Beforehand, frontman Damon Albarn notes that the previous night during an African Express gig in London, he stressed out his voice screaming with Slaves, and apologized that he wouldn’t sound his best tonight, but regardless wouldn’t try any less than his best.
However, from the set opener of “Merrie Land“, Albarn seems to push it far more than expected, trying not to disappoint the adoring audience trying to see the supergroup that only arrives once every decade usually.
Riding high on, “Gun to the Head“, “Nineteen Seventeen” and “Lady Boston” make their appearances next with Albarn swapping between his jolty piano and the center stage in-between the trifecta of somewhat cult heroes that also make the supergroup Paul Simonon (of The Clash), Peter Tong (of The Verve), and Tony Allen (of Fela Kuti‘s Africa ’70).
The Good, The Bad and The Queen then play the final two off their latest album Merrie Land, the album highlight “The Truce of Twilight” and “The Poison Tree“, before closing out with the thunderous three-punch hit of “History Song”, “A Solider’s Tale” and finally “Kingdom of Doom“, which preceded with Albarn confirming they’d try the impactful song. which blew us away.
While we wish that they would’ve treated us to more than 25-minutes of The Good, The Bad and The Queen, but they’re back in Liverpool on the 18th and we’re sure everybody is convinced to see the full thing.
We traveled to Mountford Hall for our final night of the 6 Music Festival, and the shortest of the bills didn’t disappoint, closing us off quite perfectly.
Irish post-punks Fountaines D.C were tasked with opening the show, and while the band was on-form and had the crowd happy, we weren’t impressed. Fountaines D.C were an amalgamation of, likely, their heroes with frontman Grain Chatten seemingly doing his best Ian Curtis impression, while the band varies between Joy Division itself, The Clash and other forefathers.
Lyrically, they’re brilliant on paper, it is a soundtrack to a somewhat uneasy and fearful youth, but nothing too exciting, or enough to stand apart from their generational counterparts. We’ve heard it before, and maybe better.
Gang of Four operate next, the godfathers of post-punk are now only with one original member, but does that matter? It doesn’t. They’re still as exciting and empowered as ever, but they’ve got that obvious edge of their own counterparts from forty years back, they’re quicker and still sharp with new material, all kept together with Andy Gill‘s razor-sharp and piercing guitar. Same as it ever was.
Gill notes after “At Home He’s a Tourist” and “I Love a Man in Uniform” that the two songs were banned from BBC‘s Top of the Pops, yet that didn’t stop them in this day and age from ripping them out, the landscape of BBC has changed drastically but Gang of Four still carries on. Their final song “I Find That Essence Rare” is dedicated to Her’s, and gives us a final few minutes of their pioneering sounds.
The stage is beautifully set as we’re greeted by the terrific Charlotte Gainsbourg all the way from Paris, and she’s unimaginably wonderful.
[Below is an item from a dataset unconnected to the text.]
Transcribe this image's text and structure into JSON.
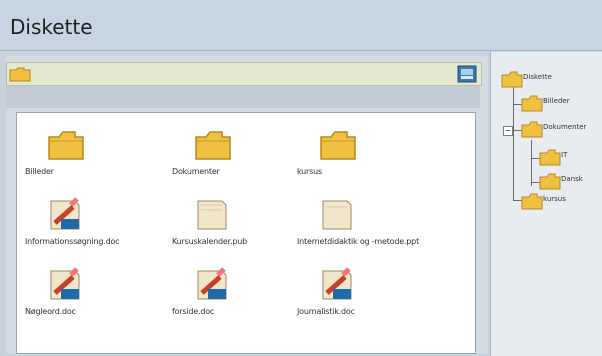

Gainsbourg and her band open with “Lying with You” and “Ring-a-Ring o’ Roses“, showing off her French pop-sounds that are still live by her hands.
“Paradisco“, “Bombs Away” are early showings of her sheer talent with an effortless band backing her every move, tied with a set-up like nobody else this weekend. Gainsbourg didn’t simply show up, she has brought her entire show for us.
“Deadly Valentine“, “Lost Lenore“, “The Songs That We Sing“, and “Such a Remarkable Day“, are dropped close towards of finish and we’re eating up all that we can while she’s here. After introducing us to her band, Charlotte Gainsbourg ends her set with her debut song that she originally had done with her father, the fantastic “Lemon Incest” as she closes.
We’re more than thankful that BBC Radio 6 would decide to spend a weekend showcasing our city and bringing some of the best music to it, it couldn’t have gone down any better.
You can look back at the entire weekend via the BBC Sounds app or at this iPlayer link to see if your opinion matches ours.
Words by Jack Cinnamond, and photography by Jessica Jayne Sharpe. Special thanks to BBC Radio 6 for inviting us to this year’s festival.